You take a kitchen-mallet
and a knife
the right spot, so it doesn’t jerk, for
jerking means only complications and reduces profit.
And the watchers already narrow their eyes, already admire the
already reach for their purses. And paper is ready
for wrapping it up. And smoke rises from chimneys.
And Christmas peers from windows, creeps along the ground
and splashes in barrels.
Such is the law of happiness.
I am just wondering if the carp is the right creature.
A far better creature surely would be one
which—stretched out—held flat—pinned down—
would turn its blue eye
on the mallet, the knife, the purse, the paper,

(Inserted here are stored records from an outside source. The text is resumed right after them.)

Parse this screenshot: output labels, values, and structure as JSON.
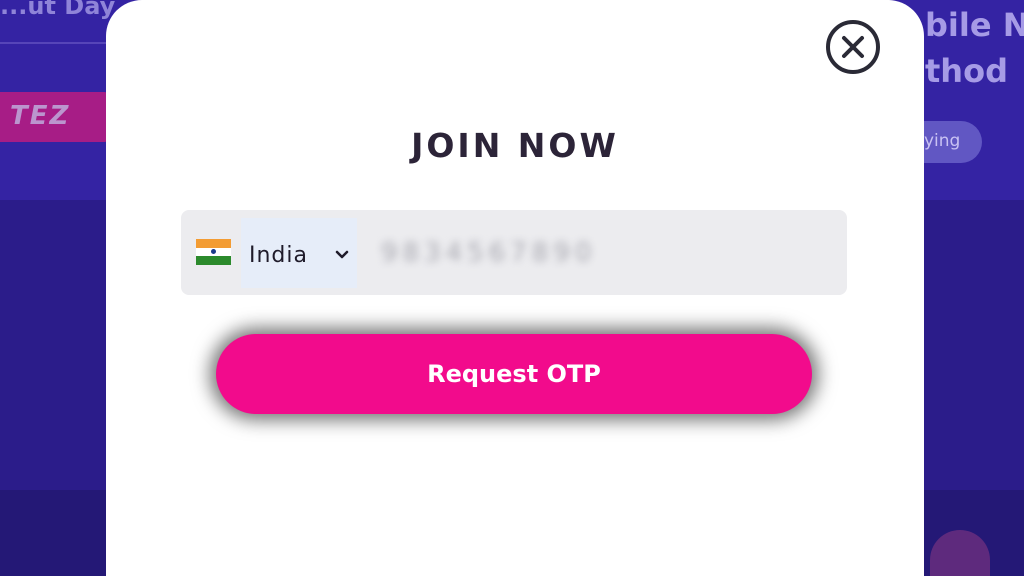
{
  "background": {
    "top_left_text": "...ut Day",
    "logo_text": "TEZ",
    "right_text_line1": "bile No",
    "right_text_line2": "thod",
    "pill_text": "ying"
  },
  "modal": {
    "title": "JOIN NOW",
    "close_icon": "close-icon",
    "phone": {
      "country_flag": "india-flag-icon",
      "country": "India",
      "dropdown_icon": "chevron-down-icon",
      "number_value": "9834567890"
    },
    "submit_label": "Request OTP"
  },
  "colors": {
    "backdrop": "#2f1f8f",
    "primary_button": "#f20b8c",
    "modal_background": "#ffffff",
    "input_background": "#ececef",
    "title_text": "#2c2438"
  }
}
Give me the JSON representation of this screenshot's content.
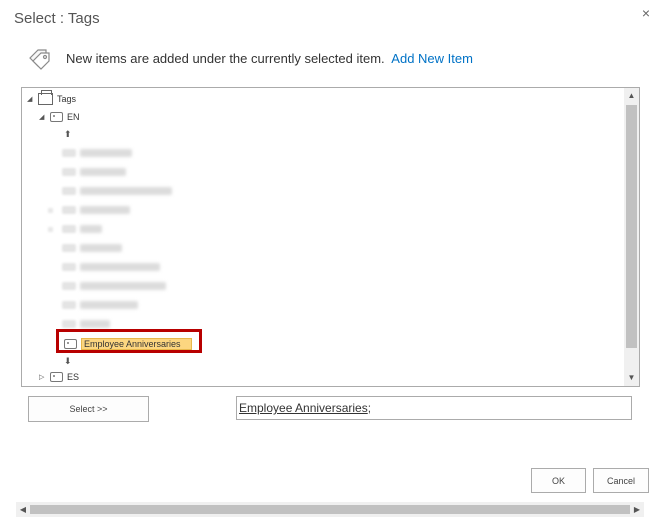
{
  "dialog": {
    "title": "Select : Tags",
    "close_glyph": "×"
  },
  "info": {
    "icon": "tags-icon",
    "text": "New items are added under the currently selected item.",
    "link_label": "Add New Item"
  },
  "tree": {
    "root_label": "Tags",
    "en_label": "EN",
    "selected_label": "Employee Anniversaries",
    "es_label": "ES",
    "scroll_up_glyph": "▲",
    "scroll_down_glyph": "▼",
    "expanded_glyph": "◢",
    "collapsed_glyph": "▷",
    "move_up_glyph": "⬆",
    "move_down_glyph": "⬇"
  },
  "actions": {
    "select_label": "Select >>",
    "selected_value_term": "Employee Anniversaries",
    "selected_value_suffix": ";",
    "ok_label": "OK",
    "cancel_label": "Cancel"
  },
  "hscroll": {
    "left_glyph": "◀",
    "right_glyph": "▶"
  }
}
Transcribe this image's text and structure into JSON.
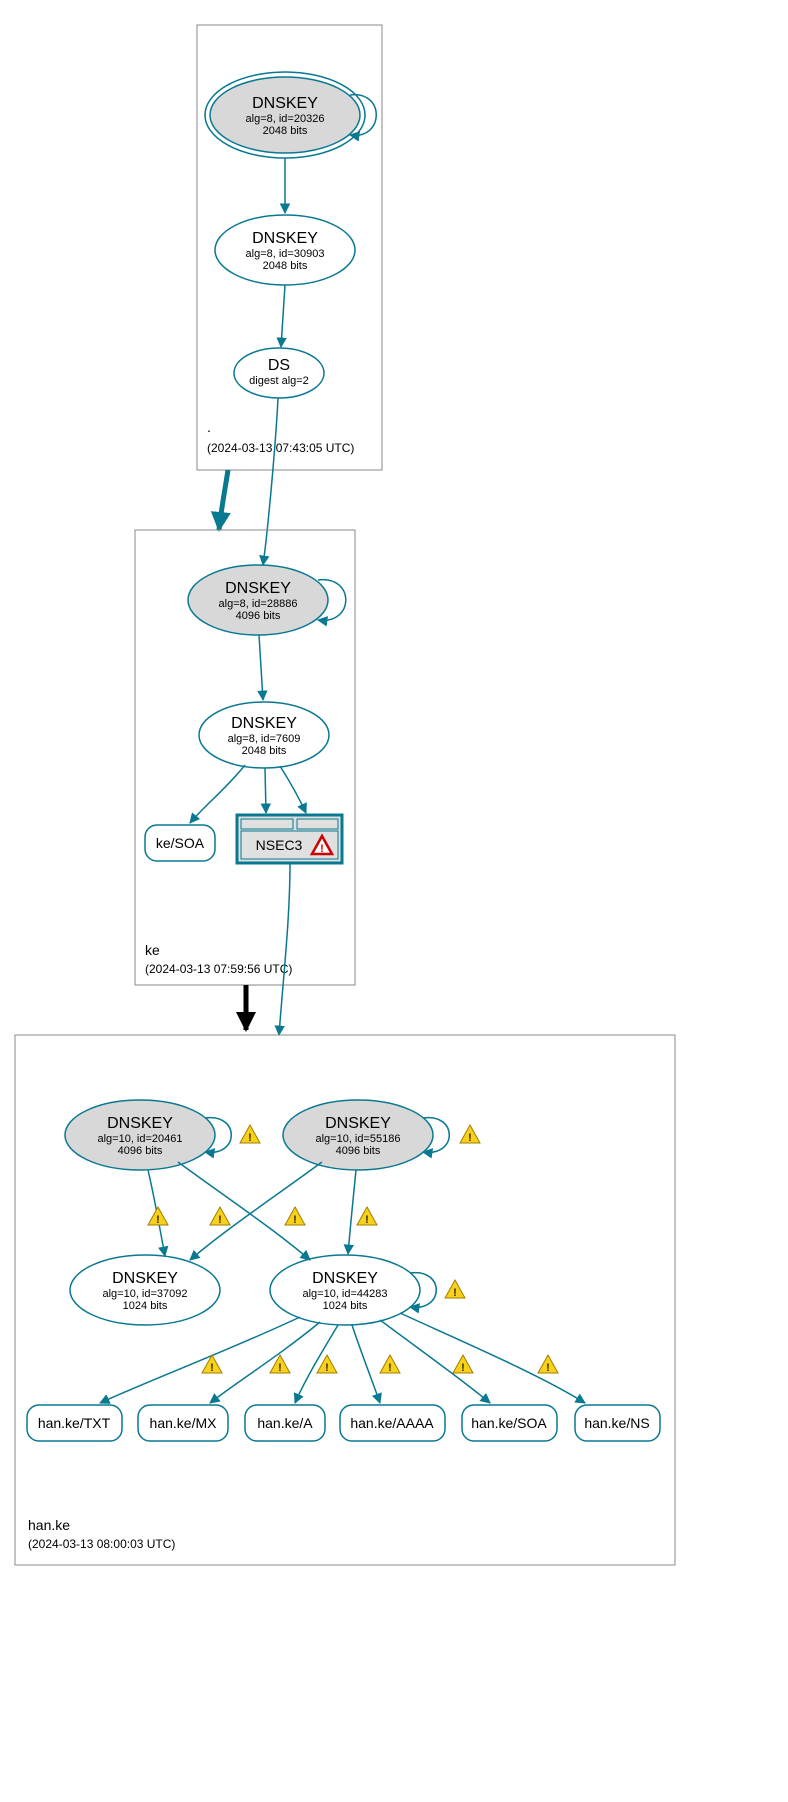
{
  "colors": {
    "teal": "#097891",
    "grey_fill": "#d8d8d8",
    "warn_fill": "#f7d21a",
    "err_stroke": "#cc0000"
  },
  "zones": {
    "root": {
      "label": ".",
      "time": "(2024-03-13 07:43:05 UTC)"
    },
    "ke": {
      "label": "ke",
      "time": "(2024-03-13 07:59:56 UTC)"
    },
    "hanke": {
      "label": "han.ke",
      "time": "(2024-03-13 08:00:03 UTC)"
    }
  },
  "nodes": {
    "root_ksk": {
      "title": "DNSKEY",
      "line2": "alg=8, id=20326",
      "line3": "2048 bits"
    },
    "root_zsk": {
      "title": "DNSKEY",
      "line2": "alg=8, id=30903",
      "line3": "2048 bits"
    },
    "root_ds": {
      "title": "DS",
      "line2": "digest alg=2"
    },
    "ke_ksk": {
      "title": "DNSKEY",
      "line2": "alg=8, id=28886",
      "line3": "4096 bits"
    },
    "ke_zsk": {
      "title": "DNSKEY",
      "line2": "alg=8, id=7609",
      "line3": "2048 bits"
    },
    "ke_soa": {
      "label": "ke/SOA"
    },
    "ke_nsec3": {
      "label": "NSEC3"
    },
    "hanke_ksk1": {
      "title": "DNSKEY",
      "line2": "alg=10, id=20461",
      "line3": "4096 bits"
    },
    "hanke_ksk2": {
      "title": "DNSKEY",
      "line2": "alg=10, id=55186",
      "line3": "4096 bits"
    },
    "hanke_zsk1": {
      "title": "DNSKEY",
      "line2": "alg=10, id=37092",
      "line3": "1024 bits"
    },
    "hanke_zsk2": {
      "title": "DNSKEY",
      "line2": "alg=10, id=44283",
      "line3": "1024 bits"
    },
    "rr_txt": {
      "label": "han.ke/TXT"
    },
    "rr_mx": {
      "label": "han.ke/MX"
    },
    "rr_a": {
      "label": "han.ke/A"
    },
    "rr_aaaa": {
      "label": "han.ke/AAAA"
    },
    "rr_soa": {
      "label": "han.ke/SOA"
    },
    "rr_ns": {
      "label": "han.ke/NS"
    }
  }
}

the watchers and the chimneys
say something. For instance
These are my happiest days; these are my golden days.
The starry sky above me and the moral law within me,
And yet it moves.
Or at least
always accurately know where to move and when,
birds have an accurate built-in time sense
lacking such instincts resorts to scientific
research. Its nature is illustrated by the following
A certain soldier
had to fire a cannon at six o’clock sharp every evening.
Being a soldier he did so. When his accuracy was
investigated he explained:
I go by
the absolutely accurate chronometer in the window
of the clockmaker down in the city. Every day at seventeen
forty-five I set my watch by it and
climb the hill where my cannon stands ready.
At seventeen fifty-nine precisely I step up to the cannon
and at eighteen hours sharp I fire.
And it was clear
that this method of firing was absolutely accurate.
All that was left was to check that chronometer. So
the clockmaker down in the city was questioned about
his instrument’s accuracy.
Oh, said the clockmaker,
this is one of the most accurate instruments ever. Just imagine,
for many years now a cannon has been fired at six o’clock sharp.
And every day I look at this chronometer
and always it shows exactly six.
Chronometers tick and cannon boom.